That's quite useful and the pump manufacturers have been using this for a long time but it appears to be a curious practice when you first encounter it. Why not use pressure as the main criteria? After all, pressure is easy to measure; all you have to do is install a pressure gauge at the location of interest. Also pressure is really the fundamental characteristic we are interested in, a pump is a device that produces pressure, no pressure no flow.

Let's take a look at a simple system. We might be interested in the pressure at many points. The pressure at point 3 will help calculate the pressure at point S the pump suction, the pressure at point 4 helps get the pressure at point D the pump discharge.

Let's concentrate on calculating the pressure at points S and D within our system.

The pressure at point D will depend on 2 things, the weight of water above point D and the friction due to flow between points D and 2. We don't need to calculate the weight of water above point D since we have just said that the pressure will depend on the height of water above D.

pw = 20 / 2.31 = 8.6 psig

pD = pw + pf

where pD is the pressure to be calculated, pw is the pressure due to the weight of water known as the static pressure and pf is the pressure required to overcome friction. The static pressure at D is the pressure we would measure if the pump were stopped and if we had a closed valve on the suction to keep the system from draining.

The pressure required to overcome friction pf will depend on the velocity in the pipe which depends on the diameter and the flow rate, the viscosity of the liquid and length of pipe horizontal or vertical. There are tables available that provide this value depending on the diameter and velocity in the pipe most often using water since it is so common. Here is a typical table.

There are other methods to determine friction which you will find on this web site www.pumpfundamentals.com.

According to the table above for a flow of 10 gpm in a 1 in diameter pipe the friction head is 6.81 ft per 100 ft of pipe, for a pipe length of 50 feet the friction will be 6.81 x 50 / 100 = 3.4 feet of head. We convert head to pressure: 3.4 / 2.31 = 1.5 psig

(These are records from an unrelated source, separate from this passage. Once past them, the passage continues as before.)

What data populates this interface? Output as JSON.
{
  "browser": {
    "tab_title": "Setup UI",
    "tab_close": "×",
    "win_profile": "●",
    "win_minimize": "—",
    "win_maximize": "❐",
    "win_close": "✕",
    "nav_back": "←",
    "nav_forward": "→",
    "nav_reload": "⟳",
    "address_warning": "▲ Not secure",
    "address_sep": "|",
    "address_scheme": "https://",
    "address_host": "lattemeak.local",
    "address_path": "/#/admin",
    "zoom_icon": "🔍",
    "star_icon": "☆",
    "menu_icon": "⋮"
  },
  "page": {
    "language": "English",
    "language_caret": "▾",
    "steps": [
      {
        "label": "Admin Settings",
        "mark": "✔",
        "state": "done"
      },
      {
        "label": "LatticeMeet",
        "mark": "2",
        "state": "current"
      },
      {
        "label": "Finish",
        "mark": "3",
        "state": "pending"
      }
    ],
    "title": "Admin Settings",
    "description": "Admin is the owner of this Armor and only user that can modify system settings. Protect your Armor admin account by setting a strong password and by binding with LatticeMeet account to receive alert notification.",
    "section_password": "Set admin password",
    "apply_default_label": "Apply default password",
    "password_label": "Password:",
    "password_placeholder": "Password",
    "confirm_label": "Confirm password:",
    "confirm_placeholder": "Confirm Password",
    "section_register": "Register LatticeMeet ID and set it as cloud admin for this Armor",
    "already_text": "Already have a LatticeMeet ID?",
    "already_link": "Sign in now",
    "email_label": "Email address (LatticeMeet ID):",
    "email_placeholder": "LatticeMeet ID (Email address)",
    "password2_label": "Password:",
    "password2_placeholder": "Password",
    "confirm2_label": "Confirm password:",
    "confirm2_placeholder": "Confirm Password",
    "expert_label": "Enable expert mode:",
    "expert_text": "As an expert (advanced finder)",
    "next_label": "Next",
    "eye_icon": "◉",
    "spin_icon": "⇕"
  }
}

The pressure at D is then

p = 8.6 + 1.5 = 10.1 psi

We use the same approach to calculate the pressure at point S using the static head for the suction side and the friction loss for the pump suction pipe.

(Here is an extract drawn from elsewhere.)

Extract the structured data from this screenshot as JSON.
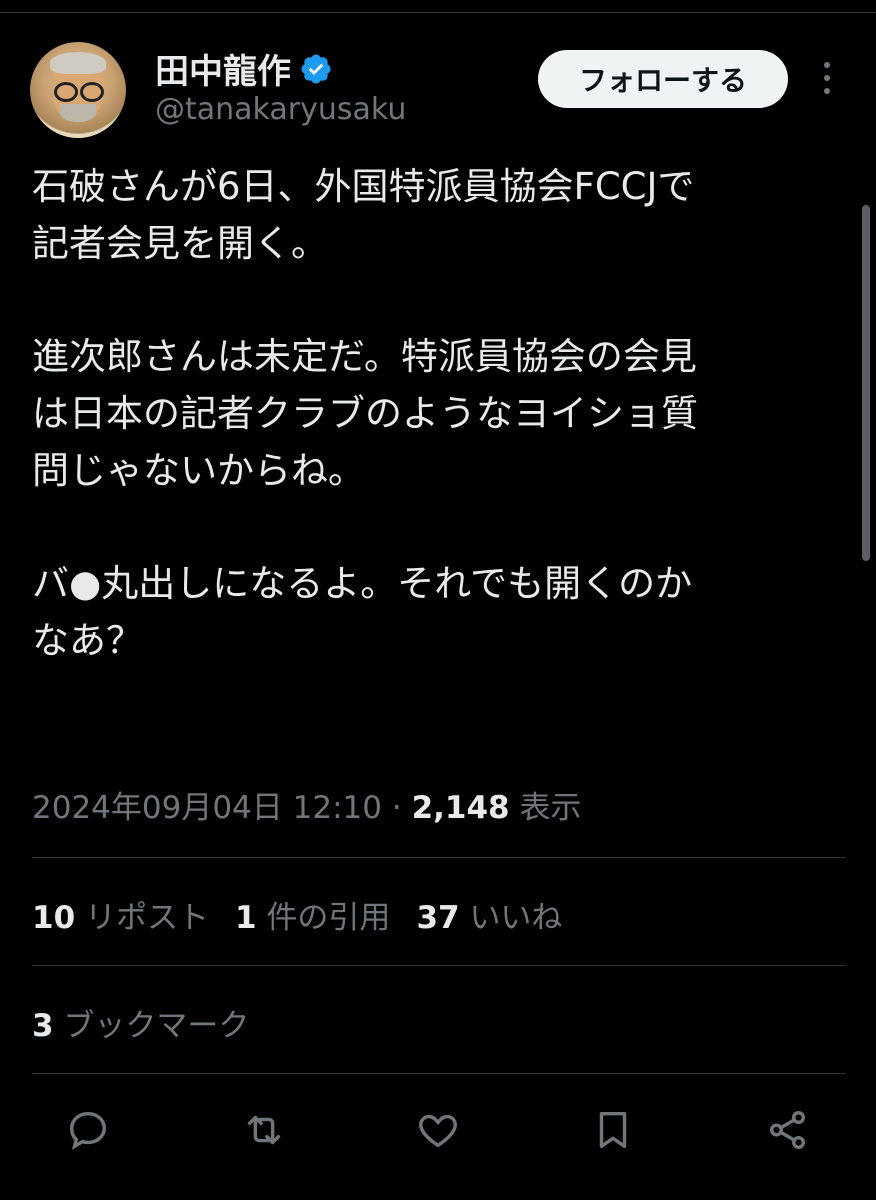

We now subtract the pressure at S from D and this provides the differential pressure that the pump must supply at the flow rate that we require. We convert this differential pressure to head because the pump manufacturer uses head as a characteristic unit so this is the differential head of the pump, often called total head or total dynamic head.

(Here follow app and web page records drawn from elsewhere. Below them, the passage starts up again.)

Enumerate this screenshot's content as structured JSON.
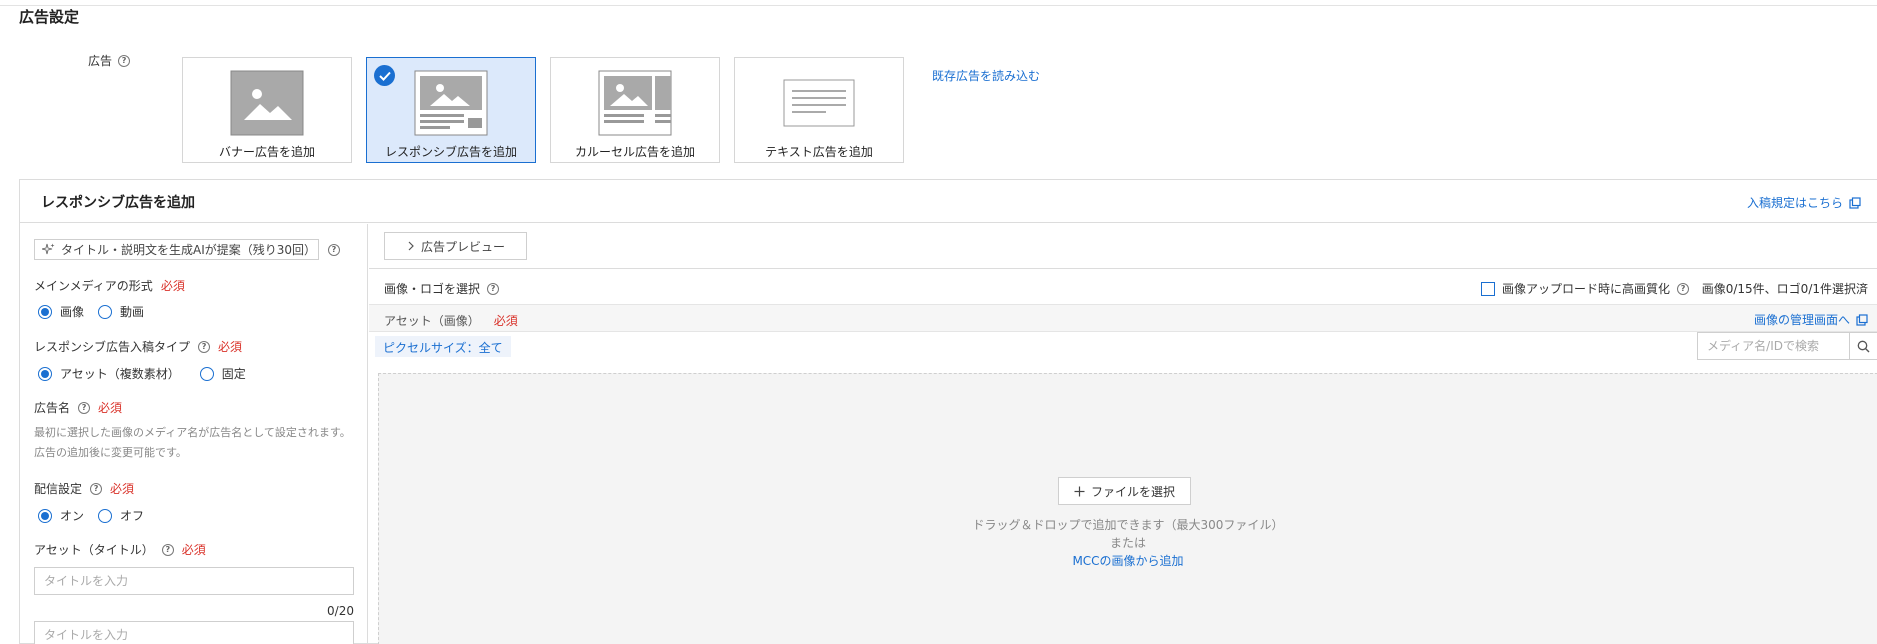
{
  "page": {
    "title": "広告設定"
  },
  "ad_section": {
    "label": "広告",
    "types": [
      {
        "label": "バナー広告を追加",
        "selected": false,
        "thumb": "banner-thumb-icon"
      },
      {
        "label": "レスポンシブ広告を追加",
        "selected": true,
        "thumb": "responsive-thumb-icon"
      },
      {
        "label": "カルーセル広告を追加",
        "selected": false,
        "thumb": "carousel-thumb-icon"
      },
      {
        "label": "テキスト広告を追加",
        "selected": false,
        "thumb": "text-thumb-icon"
      }
    ],
    "load_existing": "既存広告を読み込む"
  },
  "panel": {
    "title": "レスポンシブ広告を追加",
    "guideline_link": "入稿規定はこちら",
    "left": {
      "ai_button": "タイトル・説明文を生成AIが提案（残り30回）",
      "main_media": {
        "label": "メインメディアの形式",
        "required": "必須",
        "options": [
          "画像",
          "動画"
        ],
        "selected": "画像"
      },
      "input_type": {
        "label": "レスポンシブ広告入稿タイプ",
        "required": "必須",
        "options": [
          "アセット（複数素材）",
          "固定"
        ],
        "selected": "アセット（複数素材）"
      },
      "ad_name": {
        "label": "広告名",
        "required": "必須",
        "note_line1": "最初に選択した画像のメディア名が広告名として設定されます。",
        "note_line2": "広告の追加後に変更可能です。"
      },
      "delivery": {
        "label": "配信設定",
        "required": "必須",
        "options": [
          "オン",
          "オフ"
        ],
        "selected": "オン"
      },
      "asset_title": {
        "label": "アセット（タイトル）",
        "required": "必須",
        "placeholder": "タイトルを入力",
        "counter": "0/20",
        "placeholder2": "タイトルを入力"
      }
    },
    "right": {
      "preview_button": "広告プレビュー",
      "select_label": "画像・ロゴを選択",
      "hq_upload_label": "画像アップロード時に高画質化",
      "count_text": "画像0/15件、ロゴ0/1件選択済",
      "asset_label": "アセット（画像）",
      "asset_required": "必須",
      "manage_link": "画像の管理画面へ",
      "pixel_chip": "ピクセルサイズ：全て",
      "search_placeholder": "メディア名/IDで検索",
      "file_button": "ファイルを選択",
      "drop_text": "ドラッグ＆ドロップで追加できます（最大300ファイル）",
      "or_text": "または",
      "mcc_link": "MCCの画像から追加"
    }
  },
  "colors": {
    "accent": "#1a6fd1",
    "required": "#d9322a",
    "selected_bg": "#dce9fb"
  }
}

If we do it the other way, only using head units, we have no conversions to do and we arrive at the result quicker.

In what situation is a pressure measurement or calculation essential? When the system is running. We can measure static head and convert it to pressure any time we want either measurement is sufficient, but when the system is running the component of friction loss can only be measured by a pressure gauge. Well, that not strictly true but it is the easiest way to do it.

Consider this approach:

If we install a vertical tube on the discharge side of the pump, the water column that we will measure will correspond to the static discharge head plus the friction head. But as you can see it would be easier to install a pressure gauge.

Now we can reveal what lies behind the curtain, pressure is the true hero of this story; it is the physical force that moves liquids through a system. Head is its partner providing a valuable shortcut.